prior probability finally got around to reading their critique and is now ready to file this reply:
First, Marcus & Davis try to take Silver down a notch by noting that Bayesian methods are not new, that the Bayesian approach to probability “is built around a two-hundred-fifty-year-old theorem that is usually taught in the first weeks of college probability courses.” True, Baryes’ famous theorem has been around a long time, but that is not the whole truth. The whole truth is that the intellectual history of mathematics and statistics has been openly hostile and dismissive of Bayesian methods until recently.
Next, after grudgingly conceding the superiority of Bayesian reasoning in many situations, Marcus & Davis state (incorrectly) that “the Bayesian approach is much less helpful when there is no consensus about what the prior probabilities should be.” But this is plain wrong, and shows that Marcus & Davis missed one of the main take-away lessons of Silver’s book: it doesn’t really matter what your priors are so long as you update them whenever you receive new evidence regarding the matter you are uncertain about.

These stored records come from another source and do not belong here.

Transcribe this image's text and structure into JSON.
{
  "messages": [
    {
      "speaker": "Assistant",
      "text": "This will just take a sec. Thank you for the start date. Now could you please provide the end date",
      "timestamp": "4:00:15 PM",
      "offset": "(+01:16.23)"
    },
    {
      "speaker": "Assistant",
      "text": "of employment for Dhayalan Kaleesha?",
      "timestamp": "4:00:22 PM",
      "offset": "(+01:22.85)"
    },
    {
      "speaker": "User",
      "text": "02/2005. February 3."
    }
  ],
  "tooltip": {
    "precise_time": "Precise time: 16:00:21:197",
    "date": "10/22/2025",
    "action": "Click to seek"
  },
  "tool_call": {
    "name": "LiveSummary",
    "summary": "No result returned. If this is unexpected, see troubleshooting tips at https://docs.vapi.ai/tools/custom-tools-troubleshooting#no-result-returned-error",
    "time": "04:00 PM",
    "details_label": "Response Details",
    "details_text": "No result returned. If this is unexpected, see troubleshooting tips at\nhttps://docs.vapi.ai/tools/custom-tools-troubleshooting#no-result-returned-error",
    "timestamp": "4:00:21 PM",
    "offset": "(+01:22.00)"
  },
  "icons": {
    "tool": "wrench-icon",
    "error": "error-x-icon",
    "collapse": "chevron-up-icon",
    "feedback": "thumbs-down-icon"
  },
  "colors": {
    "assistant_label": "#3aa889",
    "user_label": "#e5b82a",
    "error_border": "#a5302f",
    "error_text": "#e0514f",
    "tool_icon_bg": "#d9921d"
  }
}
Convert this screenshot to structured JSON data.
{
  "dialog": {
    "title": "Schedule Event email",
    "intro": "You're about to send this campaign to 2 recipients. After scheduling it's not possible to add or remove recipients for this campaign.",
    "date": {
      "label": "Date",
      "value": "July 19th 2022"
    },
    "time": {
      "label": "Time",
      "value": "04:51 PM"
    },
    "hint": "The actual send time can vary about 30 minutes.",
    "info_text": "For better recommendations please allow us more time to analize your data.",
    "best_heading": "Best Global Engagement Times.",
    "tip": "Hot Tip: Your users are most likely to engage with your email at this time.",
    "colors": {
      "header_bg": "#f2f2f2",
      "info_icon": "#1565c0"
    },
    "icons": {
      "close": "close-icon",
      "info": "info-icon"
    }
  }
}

Last, Marcus & Davis attempt to mount a rearguard defense of R.A. Fisher’s frequency approach to probability, long the dominant approach in modern statistics, noting that “the advantage of Fisher’s approach … is that it sidesteps the problem of estimating priors where no sufficient information exists.” (By the way, what is it with the frequentists and their unwholesome obsession with priors?) But Marcus & Davis are being disingenuous here, for they themselves “sidestep” the major flaws with Fisher’s frequentist approach, especially its ad hoc nature and the fact that most events about which we are uncertain do not lend themselves to a frequency analysis.
Because Nate Silver’s book is such an important work, prior probability will soon be conducting a chapter-by-chapter review of The Signal and the Noise in future posts.